The Concorde, the first supersonic passenger plane. It was cool, stylish, luxurious, and extremely fast! It was twice as fast as a modern day airliner, and it could cross the Atlantic Ocean in just three hours!
The Tu-144 was the only other supersonic passenger plane to have ever entered service, and while it looked almost identical to the Concorde, it couldn't be more different. It was loud, uncomfortable, and a little dangerous!
It was clearly based on the Concorde's design, you can tell that just from looking at it. But in some ways the Tu-144 was better, it carried more passengers, and it even flew faster!
In the 1960's the race was on between the west and the Soviet Union to build the first ever supersonic airliner, but there was more to just being fast, it was also about showing who was the best.
It first started as a race between three superpowers. The Americans were building the Boeing 2707, the French and English were working on the Concorde, and the Soviets were developing the Tu-144. Boeing ended up backing out of the race due to bureaucratic problems and cost overruns, and in the end canceled the project.
This put the Concorde far in the lead, and the Soviets who had more primitive technology had a lot more catching up to do. Of course they relied on their ingenuity to make up for their shortcomings, but also a whole lot of spying! They stole 90.000 technical documents from the Concorde program, which allowed them to catch up with the Concorde's development. In the end the Tu-144 made its first flight on December 31st 1968, two months before the Concorde!
The Concorde was completely designed around passenger experience. Journalists were amazed at how smooth and comfortable the flight was, and the cabin crew had no problem talking to passengers, due to the low amount of noise generated by the Concorde's engines.
Things were a little different on the Tu-144. The seats were crammed inside of the plane, and due to the more primitive engines and cooling systems, the aircraft produced so much noise noise that passengers couldn't even talk to each other!
The Tu-144 only flew one route, once a week, from Moscow to the city of Almaty in Kazakhstan. Part of the reason for this was that the engines burned so much fuel that its range was very limited. But for some reason the Soviet government decided to build seven more of them.

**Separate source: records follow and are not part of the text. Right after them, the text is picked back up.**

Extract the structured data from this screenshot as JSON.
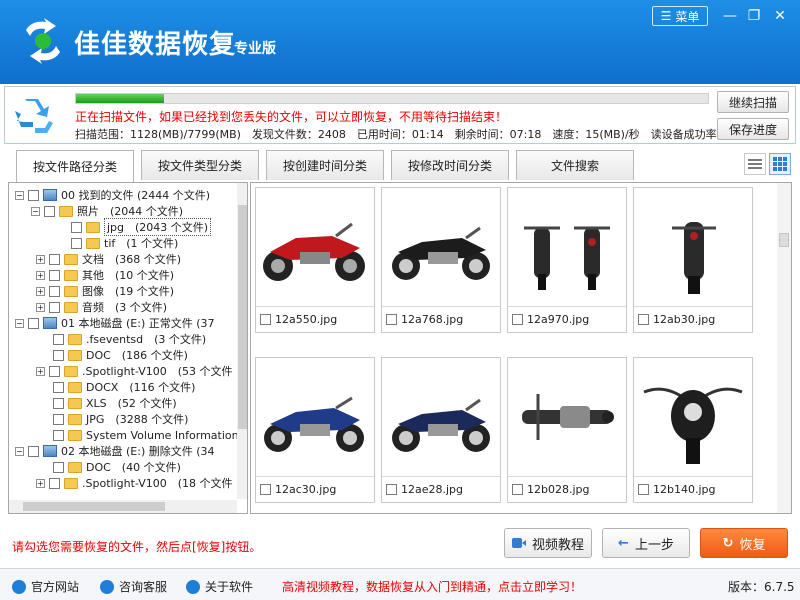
{
  "app": {
    "title": "佳佳数据恢复",
    "edition": "专业版",
    "menu_label": "菜单"
  },
  "colors": {
    "brand": "#1e8fe6",
    "alert": "#e00000",
    "accent_orange": "#f46b1e",
    "progress_green": "#2bb02b"
  },
  "scan": {
    "progress_percent": 14,
    "message": "正在扫描文件，如果已经找到您丢失的文件，可以立即恢复，不用等待扫描结束！",
    "stats": "扫描范围：1128(MB)/7799(MB)　发现文件数：2408　已用时间：01:14　剩余时间：07:18　速度：15(MB)/秒　读设备成功率:",
    "continue_label": "继续扫描",
    "save_label": "保存进度"
  },
  "tabs": [
    {
      "label": "按文件路径分类"
    },
    {
      "label": "按文件类型分类"
    },
    {
      "label": "按创建时间分类"
    },
    {
      "label": "按修改时间分类"
    },
    {
      "label": "文件搜索"
    }
  ],
  "tree": [
    {
      "text": "00 找到的文件 (2444 个文件)"
    },
    {
      "text": "照片　(2044 个文件)"
    },
    {
      "text": "jpg　(2043 个文件)"
    },
    {
      "text": "tif　(1 个文件)"
    },
    {
      "text": "文档　(368 个文件)"
    },
    {
      "text": "其他　(10 个文件)"
    },
    {
      "text": "图像　(19 个文件)"
    },
    {
      "text": "音频　(3 个文件)"
    },
    {
      "text": "01 本地磁盘 (E:) 正常文件 (37"
    },
    {
      "text": ".fseventsd　(3 个文件)"
    },
    {
      "text": "DOC　(186 个文件)"
    },
    {
      "text": ".Spotlight-V100　(53 个文件"
    },
    {
      "text": "DOCX　(116 个文件)"
    },
    {
      "text": "XLS　(52 个文件)"
    },
    {
      "text": "JPG　(3288 个文件)"
    },
    {
      "text": "System Volume Information"
    },
    {
      "text": "02 本地磁盘 (E:) 删除文件 (34"
    },
    {
      "text": "DOC　(40 个文件)"
    },
    {
      "text": ".Spotlight-V100　(18 个文件"
    }
  ],
  "files": [
    {
      "name": "12a550.jpg"
    },
    {
      "name": "12a768.jpg"
    },
    {
      "name": "12a970.jpg"
    },
    {
      "name": "12ab30.jpg"
    },
    {
      "name": "12ac30.jpg"
    },
    {
      "name": "12ae28.jpg"
    },
    {
      "name": "12b028.jpg"
    },
    {
      "name": "12b140.jpg"
    }
  ],
  "bottom": {
    "hint": "请勾选您需要恢复的文件，然后点[恢复]按钮。",
    "video_label": "视频教程",
    "prev_label": "上一步",
    "recover_label": "恢复"
  },
  "statusbar": {
    "website": "官方网站",
    "support": "咨询客服",
    "about": "关于软件",
    "promo": "高清视频教程，数据恢复从入门到精通，点击立即学习！",
    "version": "版本：6.7.5"
  }
}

Out of a 102 scheduled flights, there were 226 mechanical failures, 80 which were serious enough to delay or cancel the flight!
From the beginning the Tu-144's airworthiness was in question. One crashed in front of thousands of people at the 1973 Paris airshow. In 1978 another one came down after a fuel line rupture, and yet again in 1980, when one suffered an engine explosion and was forced to make an emergency landing.
The problem was that the development of the Tu-144 had been rushed. It was more important for the Soviets to build the plane before the Concorde, than actually building it well. They had fewer resources and inferior technology, but surprisingly were still able to get it done.
But all the innovation on both sides of the Iron Curtain, couldn't overcome the simple fact that supersonic travel was just too expensive.
In the capitalist west you could price airplane tickets at 5x the regular price. The Concorde eventually found a niche market where it served the rich and the famous. In the end fourteen Concordes were built, but it still ended up a huge commercial failure. The French and the British had poured billions into the program, and they would never earn that back. The Concorde was in passenger service for 23 years, and the last one was retired in 2003.
But in the communist Soviet Union, who exactly was supposed to pay for flying on the Tu-144? The price of a ticket on a Tu-144 flight was the same as any other flight in the Soviet Union, and without people being able to pay for expensive tickets, the airplane ended up as a prestige project and a propaganda tool. The Tu-144 was retired not even a full year since it started flying!
But that wasn't the end for the Tu-144! It made a short comeback from 1996 to 1997, when NASA briefly used the plane for high speed research. (If you look closely at the tail, you can see the Russian and American flags.)
I really wish I could have had a chance to experience flying on both of these amazing machines, but who knows maybe supersonic travel come back at some point in the future! As of today only two aircraft are preserved.
Thanks for reading, and I hope you enjoyed this story!